[Excerpts from an interface dataset]
■ ■ ■ ■ ■

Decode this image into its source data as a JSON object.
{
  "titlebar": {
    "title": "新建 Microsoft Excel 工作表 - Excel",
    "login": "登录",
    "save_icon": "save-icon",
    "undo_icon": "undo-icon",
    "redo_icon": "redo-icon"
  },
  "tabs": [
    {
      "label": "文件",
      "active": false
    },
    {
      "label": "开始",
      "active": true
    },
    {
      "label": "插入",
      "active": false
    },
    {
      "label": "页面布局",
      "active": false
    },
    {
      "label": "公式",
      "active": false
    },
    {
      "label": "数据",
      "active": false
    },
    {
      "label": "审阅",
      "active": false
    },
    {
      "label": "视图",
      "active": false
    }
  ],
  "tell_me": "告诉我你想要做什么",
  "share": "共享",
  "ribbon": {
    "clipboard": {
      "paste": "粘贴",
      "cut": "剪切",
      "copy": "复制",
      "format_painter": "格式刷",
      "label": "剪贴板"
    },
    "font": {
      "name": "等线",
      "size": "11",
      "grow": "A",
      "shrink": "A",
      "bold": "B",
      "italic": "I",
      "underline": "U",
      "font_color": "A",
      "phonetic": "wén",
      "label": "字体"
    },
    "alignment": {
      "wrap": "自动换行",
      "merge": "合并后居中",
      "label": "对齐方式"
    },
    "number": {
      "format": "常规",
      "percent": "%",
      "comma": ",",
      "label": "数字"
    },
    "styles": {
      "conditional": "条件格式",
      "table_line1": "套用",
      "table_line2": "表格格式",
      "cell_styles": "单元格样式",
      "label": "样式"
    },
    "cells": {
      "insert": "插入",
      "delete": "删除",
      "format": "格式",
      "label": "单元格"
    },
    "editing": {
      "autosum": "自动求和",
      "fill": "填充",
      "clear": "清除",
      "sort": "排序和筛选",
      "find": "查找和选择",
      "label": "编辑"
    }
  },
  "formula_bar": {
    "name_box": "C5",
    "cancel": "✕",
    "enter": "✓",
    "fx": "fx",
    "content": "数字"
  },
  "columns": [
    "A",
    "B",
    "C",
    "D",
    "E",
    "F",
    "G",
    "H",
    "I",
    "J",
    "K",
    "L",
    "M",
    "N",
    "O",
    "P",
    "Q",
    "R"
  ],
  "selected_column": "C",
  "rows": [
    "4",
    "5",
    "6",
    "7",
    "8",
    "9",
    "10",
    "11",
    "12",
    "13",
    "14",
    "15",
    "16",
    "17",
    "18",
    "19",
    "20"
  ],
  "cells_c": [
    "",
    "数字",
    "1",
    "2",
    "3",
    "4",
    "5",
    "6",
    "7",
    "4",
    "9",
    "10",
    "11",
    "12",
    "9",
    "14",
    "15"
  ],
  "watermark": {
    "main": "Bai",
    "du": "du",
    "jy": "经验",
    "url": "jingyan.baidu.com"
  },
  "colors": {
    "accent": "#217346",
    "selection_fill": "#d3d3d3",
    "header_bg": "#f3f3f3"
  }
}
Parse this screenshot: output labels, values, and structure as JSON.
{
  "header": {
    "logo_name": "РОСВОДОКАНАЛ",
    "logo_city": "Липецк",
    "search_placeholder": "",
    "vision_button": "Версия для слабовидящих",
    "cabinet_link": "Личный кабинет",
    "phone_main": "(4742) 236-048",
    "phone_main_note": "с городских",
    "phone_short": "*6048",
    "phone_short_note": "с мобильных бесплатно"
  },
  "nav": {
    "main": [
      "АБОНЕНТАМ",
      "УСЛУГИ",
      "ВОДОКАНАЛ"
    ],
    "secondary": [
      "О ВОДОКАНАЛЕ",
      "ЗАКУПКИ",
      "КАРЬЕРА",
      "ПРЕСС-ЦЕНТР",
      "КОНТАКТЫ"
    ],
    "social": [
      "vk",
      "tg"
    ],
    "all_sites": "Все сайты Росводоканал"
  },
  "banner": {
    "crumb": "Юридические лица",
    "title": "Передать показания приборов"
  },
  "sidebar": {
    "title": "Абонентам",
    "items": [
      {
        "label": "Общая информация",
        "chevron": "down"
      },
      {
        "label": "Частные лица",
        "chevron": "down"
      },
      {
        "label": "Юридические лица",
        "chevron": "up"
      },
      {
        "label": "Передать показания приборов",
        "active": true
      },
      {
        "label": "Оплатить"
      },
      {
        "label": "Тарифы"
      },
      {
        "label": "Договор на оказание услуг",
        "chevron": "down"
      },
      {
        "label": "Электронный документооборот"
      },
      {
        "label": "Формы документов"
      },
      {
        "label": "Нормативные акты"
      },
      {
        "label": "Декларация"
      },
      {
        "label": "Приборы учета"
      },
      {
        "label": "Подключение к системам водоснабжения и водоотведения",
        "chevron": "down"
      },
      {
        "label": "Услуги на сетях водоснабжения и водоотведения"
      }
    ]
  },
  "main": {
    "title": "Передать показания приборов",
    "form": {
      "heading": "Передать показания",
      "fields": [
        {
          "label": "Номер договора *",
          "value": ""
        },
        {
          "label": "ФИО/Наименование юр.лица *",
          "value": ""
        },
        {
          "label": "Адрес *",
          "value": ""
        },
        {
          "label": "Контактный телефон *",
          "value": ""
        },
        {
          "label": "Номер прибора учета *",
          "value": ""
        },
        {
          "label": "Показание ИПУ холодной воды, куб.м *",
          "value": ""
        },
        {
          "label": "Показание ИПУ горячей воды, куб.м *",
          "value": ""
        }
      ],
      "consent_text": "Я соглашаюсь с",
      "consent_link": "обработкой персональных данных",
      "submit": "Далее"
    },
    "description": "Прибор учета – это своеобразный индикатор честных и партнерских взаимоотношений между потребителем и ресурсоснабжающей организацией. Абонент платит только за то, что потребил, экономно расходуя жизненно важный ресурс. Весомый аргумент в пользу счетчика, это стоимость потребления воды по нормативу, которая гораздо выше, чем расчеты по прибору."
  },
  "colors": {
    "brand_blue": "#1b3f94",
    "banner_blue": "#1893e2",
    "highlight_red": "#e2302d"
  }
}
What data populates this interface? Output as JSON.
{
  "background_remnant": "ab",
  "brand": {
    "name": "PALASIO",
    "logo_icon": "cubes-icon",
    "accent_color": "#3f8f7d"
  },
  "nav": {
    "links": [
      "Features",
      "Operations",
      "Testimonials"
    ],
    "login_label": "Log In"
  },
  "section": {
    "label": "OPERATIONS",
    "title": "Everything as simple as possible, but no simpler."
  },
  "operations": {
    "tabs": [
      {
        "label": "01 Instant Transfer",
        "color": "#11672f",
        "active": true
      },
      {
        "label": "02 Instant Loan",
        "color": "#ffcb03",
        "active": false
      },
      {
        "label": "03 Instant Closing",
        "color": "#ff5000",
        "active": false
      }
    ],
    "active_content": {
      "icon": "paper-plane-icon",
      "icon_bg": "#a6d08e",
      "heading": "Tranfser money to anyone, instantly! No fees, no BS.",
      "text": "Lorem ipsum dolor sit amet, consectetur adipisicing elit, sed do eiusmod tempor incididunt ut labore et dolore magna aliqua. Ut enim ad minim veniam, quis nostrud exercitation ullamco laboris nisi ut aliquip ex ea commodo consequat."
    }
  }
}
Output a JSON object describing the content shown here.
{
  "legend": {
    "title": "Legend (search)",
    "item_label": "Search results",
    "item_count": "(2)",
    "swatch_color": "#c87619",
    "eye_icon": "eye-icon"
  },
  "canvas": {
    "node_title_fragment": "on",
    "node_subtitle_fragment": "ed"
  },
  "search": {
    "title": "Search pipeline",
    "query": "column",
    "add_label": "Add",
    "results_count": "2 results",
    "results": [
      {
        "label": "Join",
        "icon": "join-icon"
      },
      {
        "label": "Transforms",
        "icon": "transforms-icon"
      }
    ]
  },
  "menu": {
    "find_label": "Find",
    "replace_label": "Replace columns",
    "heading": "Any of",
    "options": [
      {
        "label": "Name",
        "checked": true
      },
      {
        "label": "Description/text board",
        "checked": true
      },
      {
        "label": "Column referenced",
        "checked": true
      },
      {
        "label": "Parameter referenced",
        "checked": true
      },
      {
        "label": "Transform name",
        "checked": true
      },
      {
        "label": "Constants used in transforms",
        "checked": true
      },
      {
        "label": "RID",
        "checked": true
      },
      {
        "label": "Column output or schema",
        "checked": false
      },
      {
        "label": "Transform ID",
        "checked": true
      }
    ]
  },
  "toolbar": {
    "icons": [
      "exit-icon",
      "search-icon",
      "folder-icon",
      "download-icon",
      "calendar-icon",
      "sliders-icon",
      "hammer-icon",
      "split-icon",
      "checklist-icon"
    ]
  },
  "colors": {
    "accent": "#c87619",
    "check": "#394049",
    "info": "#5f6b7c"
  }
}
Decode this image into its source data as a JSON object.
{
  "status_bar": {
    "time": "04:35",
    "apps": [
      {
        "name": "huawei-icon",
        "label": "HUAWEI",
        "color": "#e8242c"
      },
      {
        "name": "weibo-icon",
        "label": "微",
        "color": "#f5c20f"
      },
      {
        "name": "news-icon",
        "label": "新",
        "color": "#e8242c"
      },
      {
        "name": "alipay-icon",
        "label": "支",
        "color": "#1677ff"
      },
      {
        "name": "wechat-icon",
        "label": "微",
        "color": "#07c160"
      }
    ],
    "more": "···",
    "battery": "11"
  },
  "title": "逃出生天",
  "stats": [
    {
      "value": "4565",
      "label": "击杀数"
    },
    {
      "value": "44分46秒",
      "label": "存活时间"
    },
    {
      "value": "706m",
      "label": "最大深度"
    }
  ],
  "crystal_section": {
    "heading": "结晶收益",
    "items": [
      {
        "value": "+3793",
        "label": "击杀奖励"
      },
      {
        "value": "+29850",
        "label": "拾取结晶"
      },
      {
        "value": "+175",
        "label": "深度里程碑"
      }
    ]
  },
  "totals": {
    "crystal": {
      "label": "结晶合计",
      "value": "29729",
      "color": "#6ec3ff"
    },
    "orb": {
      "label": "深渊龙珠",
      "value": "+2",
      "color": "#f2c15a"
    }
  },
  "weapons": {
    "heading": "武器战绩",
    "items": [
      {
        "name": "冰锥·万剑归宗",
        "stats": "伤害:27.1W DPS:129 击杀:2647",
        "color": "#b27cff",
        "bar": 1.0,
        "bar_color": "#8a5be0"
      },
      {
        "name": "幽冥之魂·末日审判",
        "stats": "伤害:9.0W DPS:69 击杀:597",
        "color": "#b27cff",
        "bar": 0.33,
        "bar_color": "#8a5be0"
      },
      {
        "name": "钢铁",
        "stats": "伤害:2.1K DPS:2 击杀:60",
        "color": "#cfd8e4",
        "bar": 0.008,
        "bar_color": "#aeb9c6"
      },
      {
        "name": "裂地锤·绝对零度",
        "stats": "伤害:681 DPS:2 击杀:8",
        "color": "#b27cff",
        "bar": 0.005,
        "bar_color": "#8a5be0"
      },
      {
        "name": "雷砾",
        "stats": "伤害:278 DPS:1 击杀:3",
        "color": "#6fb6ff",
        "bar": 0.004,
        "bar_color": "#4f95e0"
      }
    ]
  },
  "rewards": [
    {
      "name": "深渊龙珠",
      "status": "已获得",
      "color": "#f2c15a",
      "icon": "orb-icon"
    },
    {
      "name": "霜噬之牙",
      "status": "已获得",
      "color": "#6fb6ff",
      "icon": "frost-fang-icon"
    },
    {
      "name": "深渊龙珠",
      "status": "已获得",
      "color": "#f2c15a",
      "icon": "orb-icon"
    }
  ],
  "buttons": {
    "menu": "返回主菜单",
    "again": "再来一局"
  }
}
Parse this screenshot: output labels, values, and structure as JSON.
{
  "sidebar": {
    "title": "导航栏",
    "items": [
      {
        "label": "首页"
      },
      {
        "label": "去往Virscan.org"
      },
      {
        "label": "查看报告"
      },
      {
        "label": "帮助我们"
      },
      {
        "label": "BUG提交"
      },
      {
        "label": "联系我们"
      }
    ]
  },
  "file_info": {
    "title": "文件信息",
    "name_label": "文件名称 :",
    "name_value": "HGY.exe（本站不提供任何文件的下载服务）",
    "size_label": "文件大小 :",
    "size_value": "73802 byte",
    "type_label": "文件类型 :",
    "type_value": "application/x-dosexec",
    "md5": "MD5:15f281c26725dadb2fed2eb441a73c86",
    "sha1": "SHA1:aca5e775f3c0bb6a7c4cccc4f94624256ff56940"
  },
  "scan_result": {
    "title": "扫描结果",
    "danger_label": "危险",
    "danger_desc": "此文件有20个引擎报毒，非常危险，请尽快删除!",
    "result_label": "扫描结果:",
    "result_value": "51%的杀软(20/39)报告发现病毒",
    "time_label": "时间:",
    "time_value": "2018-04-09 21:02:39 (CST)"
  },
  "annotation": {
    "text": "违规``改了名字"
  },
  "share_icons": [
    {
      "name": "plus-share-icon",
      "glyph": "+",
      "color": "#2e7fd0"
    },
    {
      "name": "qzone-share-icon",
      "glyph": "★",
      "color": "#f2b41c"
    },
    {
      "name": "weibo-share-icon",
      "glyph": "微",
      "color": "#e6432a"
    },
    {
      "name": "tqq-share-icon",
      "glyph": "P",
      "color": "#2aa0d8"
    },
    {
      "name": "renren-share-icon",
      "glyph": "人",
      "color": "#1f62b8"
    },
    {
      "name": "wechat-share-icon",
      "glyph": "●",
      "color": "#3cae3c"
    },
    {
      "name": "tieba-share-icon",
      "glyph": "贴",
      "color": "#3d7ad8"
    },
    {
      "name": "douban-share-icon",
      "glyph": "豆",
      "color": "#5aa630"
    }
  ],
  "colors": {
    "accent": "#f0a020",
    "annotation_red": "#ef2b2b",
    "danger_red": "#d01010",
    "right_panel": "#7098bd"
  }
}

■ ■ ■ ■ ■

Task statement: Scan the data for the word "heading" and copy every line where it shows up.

Answer space:
      "heading": "Передать показания",
      "heading": "Tranfser money to anyone, instantly! No fees, no BS.",
    "heading": "Any of",
    "heading": "结晶收益",
    "heading": "武器战绩",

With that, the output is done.